• _Work instructions_
Only the lines that include "value" should be copied from the data below.

Website and app data records
★ ★ ★
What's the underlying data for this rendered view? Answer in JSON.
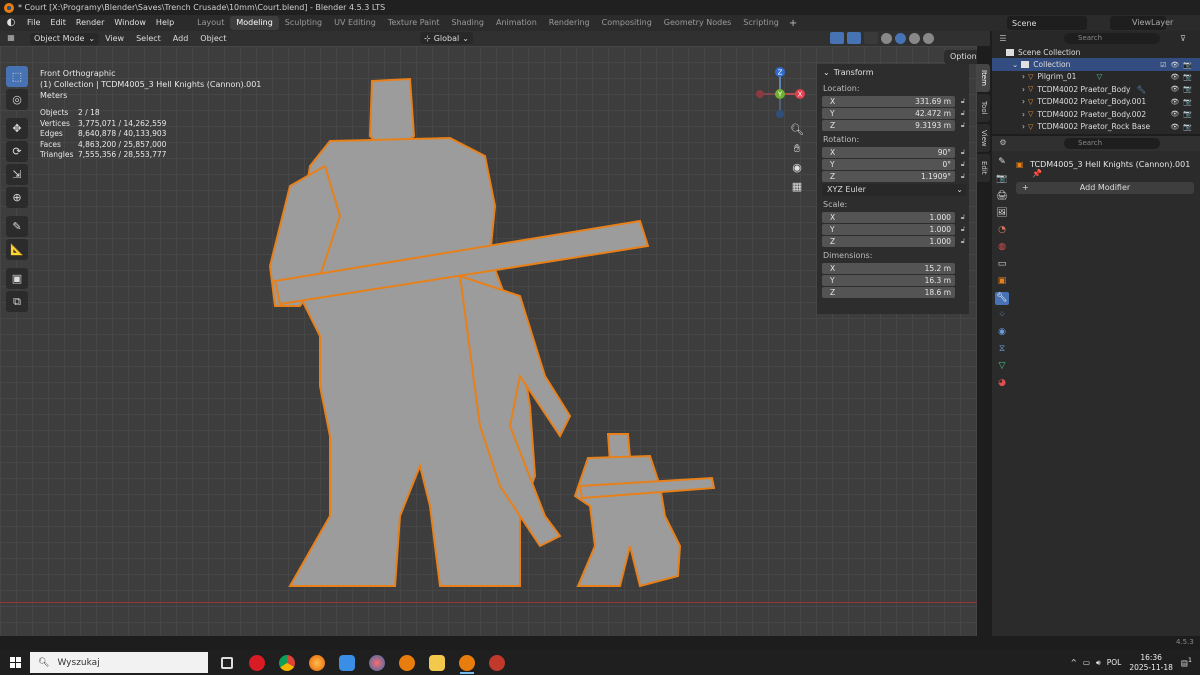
{
  "window": {
    "title": "* Court [X:\\Programy\\Blender\\Saves\\Trench Crusade\\10mm\\Court.blend] - Blender 4.5.3 LTS"
  },
  "menu": [
    "File",
    "Edit",
    "Render",
    "Window",
    "Help"
  ],
  "workspaces": [
    "Layout",
    "Modeling",
    "Sculpting",
    "UV Editing",
    "Texture Paint",
    "Shading",
    "Animation",
    "Rendering",
    "Compositing",
    "Geometry Nodes",
    "Scripting"
  ],
  "active_workspace": "Modeling",
  "scene": {
    "name": "Scene",
    "view_layer": "ViewLayer"
  },
  "viewport_header": {
    "mode": "Object Mode",
    "menus": [
      "View",
      "Select",
      "Add",
      "Object"
    ],
    "orientation": "Global",
    "options": "Options"
  },
  "viewport": {
    "view_name": "Front Orthographic",
    "collection_line": "(1) Collection | TCDM4005_3 Hell Knights (Cannon).001",
    "units": "Meters",
    "stats": [
      {
        "label": "Objects",
        "value": "2 / 18"
      },
      {
        "label": "Vertices",
        "value": "3,775,071 / 14,262,559"
      },
      {
        "label": "Edges",
        "value": "8,640,878 / 40,133,903"
      },
      {
        "label": "Faces",
        "value": "4,863,200 / 25,857,000"
      },
      {
        "label": "Triangles",
        "value": "7,555,356 / 28,553,777"
      }
    ],
    "gizmo": {
      "z": "Z",
      "y": "Y",
      "x": "X"
    }
  },
  "npanel": {
    "header": "Transform",
    "location_label": "Location:",
    "location": {
      "x": "331.69 m",
      "y": "42.472 m",
      "z": "9.3193 m"
    },
    "rotation_label": "Rotation:",
    "rotation": {
      "x": "90°",
      "y": "0°",
      "z": "1.1909°"
    },
    "rotation_mode": "XYZ Euler",
    "scale_label": "Scale:",
    "scale": {
      "x": "1.000",
      "y": "1.000",
      "z": "1.000"
    },
    "dimensions_label": "Dimensions:",
    "dimensions": {
      "x": "15.2 m",
      "y": "16.3 m",
      "z": "18.6 m"
    },
    "axis": {
      "x": "X",
      "y": "Y",
      "z": "Z"
    },
    "tabs": [
      "Item",
      "Tool",
      "View",
      "Edit"
    ]
  },
  "outliner": {
    "search_placeholder": "Search",
    "root": "Scene Collection",
    "collection": "Collection",
    "items": [
      "Pilgrim_01",
      "TCDM4002 Praetor_Body",
      "TCDM4002 Praetor_Body.001",
      "TCDM4002 Praetor_Body.002",
      "TCDM4002 Praetor_Rock Base"
    ]
  },
  "properties": {
    "search_placeholder": "Search",
    "object_name": "TCDM4005_3 Hell Knights (Cannon).001",
    "add_modifier": "Add Modifier"
  },
  "version": "4.5.3",
  "taskbar": {
    "search_placeholder": "Wyszukaj",
    "language": "POL",
    "time": "16:36",
    "date": "2025-11-18",
    "notifications": "1"
  },
  "colors": {
    "accent": "#4772b3",
    "selection_outline": "#e8801a",
    "ground_line": "#9a3535",
    "viewport_bg": "#3d3d3d"
  }
}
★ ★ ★
• _Result_
        "value": "2 / 18"
        "value": "3,775,071 / 14,262,559"
        "value": "8,640,878 / 40,133,903"
        "value": "4,863,200 / 25,857,000"
        "value": "7,555,356 / 28,553,777"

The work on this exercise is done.